During events in this issue, Mayuko is captured by Araku (the right hand man of Lord Gakushi, who ordered the elimination of their clan in Issue #1) and ends up being forced into servitude as a geisha. Katashi conceals his true identity and poses as Haniya Toshimitsu, a “second son” unsatisfied with his prospects and traveling to seek his fortune and reputation. They fall in with a wealthy villager who introduces them to the brutal and fatal combat games that are wagered on. They are further introduced to a suspicious man who offers to improve “Haniya’s” skills as a fighter, and now Jin assumes a new name as well. His plan is to get Katashi noticed by Araku, who has returned to the village to recruit new soldiers for Lord Gakushi, and who will then unwittingly provide their access to the inside of the castle.
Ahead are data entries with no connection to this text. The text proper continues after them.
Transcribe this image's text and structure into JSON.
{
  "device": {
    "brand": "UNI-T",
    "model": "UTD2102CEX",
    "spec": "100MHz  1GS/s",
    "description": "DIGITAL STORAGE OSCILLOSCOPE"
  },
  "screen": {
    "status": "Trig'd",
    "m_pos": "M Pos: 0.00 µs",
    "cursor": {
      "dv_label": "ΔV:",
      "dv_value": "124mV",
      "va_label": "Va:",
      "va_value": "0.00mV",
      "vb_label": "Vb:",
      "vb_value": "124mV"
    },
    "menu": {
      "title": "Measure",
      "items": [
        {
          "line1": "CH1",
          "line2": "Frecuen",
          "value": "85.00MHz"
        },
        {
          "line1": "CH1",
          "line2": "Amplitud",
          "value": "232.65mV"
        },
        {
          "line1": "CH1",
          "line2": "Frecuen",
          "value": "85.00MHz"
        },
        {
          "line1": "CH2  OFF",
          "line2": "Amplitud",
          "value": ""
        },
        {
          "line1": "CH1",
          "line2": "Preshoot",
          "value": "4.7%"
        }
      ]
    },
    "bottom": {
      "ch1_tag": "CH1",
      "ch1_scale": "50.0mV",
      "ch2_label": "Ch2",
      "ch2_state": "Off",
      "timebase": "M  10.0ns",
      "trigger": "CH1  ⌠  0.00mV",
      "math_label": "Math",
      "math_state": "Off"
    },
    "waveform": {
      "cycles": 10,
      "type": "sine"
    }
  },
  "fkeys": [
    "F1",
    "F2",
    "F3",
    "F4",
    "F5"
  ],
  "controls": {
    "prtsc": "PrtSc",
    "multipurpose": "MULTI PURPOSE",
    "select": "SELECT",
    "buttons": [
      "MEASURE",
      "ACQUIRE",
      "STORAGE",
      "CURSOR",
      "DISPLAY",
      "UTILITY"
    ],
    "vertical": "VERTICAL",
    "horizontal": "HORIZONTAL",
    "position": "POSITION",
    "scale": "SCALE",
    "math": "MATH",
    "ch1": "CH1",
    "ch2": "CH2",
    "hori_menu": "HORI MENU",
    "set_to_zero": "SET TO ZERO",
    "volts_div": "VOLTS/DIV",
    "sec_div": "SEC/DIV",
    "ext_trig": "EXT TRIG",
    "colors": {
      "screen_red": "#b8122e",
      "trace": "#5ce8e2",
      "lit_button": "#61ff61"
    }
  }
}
After months of heavy training, Katashi grows impatient with Jin’s plan and suggests disguising himself in order to kill Araku without being identified. Jin discourages this plan and gets him to agree not to attempt it. As the captions reveal: “The third virtue of the samurai is obedience.” . . . . . “Small disobedience is the father of great regret.” . . . . . “It destroys the exchange between master and retainer.” A short time later an appropriately garbed ninja fails in an assassination attempt on Araku and during his escape is felled by an arrow, which drops him off the high wall into the river. Meanwhile Jin has maneuvered himself into Kinjo house, the exclusive playground / party house of the wealthy, where he sees exactly what has happened to his sister.
SAMURAI’S BLOOD is an engaging story that challenges the reader to follow all its intricacies and threads. It is definitely worth the effort and will reward those who give it a serious reading.
OTHER BOOKS RELEASED 7/13/2011 WORTHY OF INVESTIGATION: BATMAN THE DARK KNIGHT #3; FRANKENSTEIN AND THE CREATURES OF THE UNKNOWN #2 of 3; HELLRAISER #3, LADY MECHANIKA; RED WING #1; SHERLOCK HOLMES, YEAR ONE #5; CAPTAIN AMERICA #1; and KULL THE HATE WITCH trade paperback.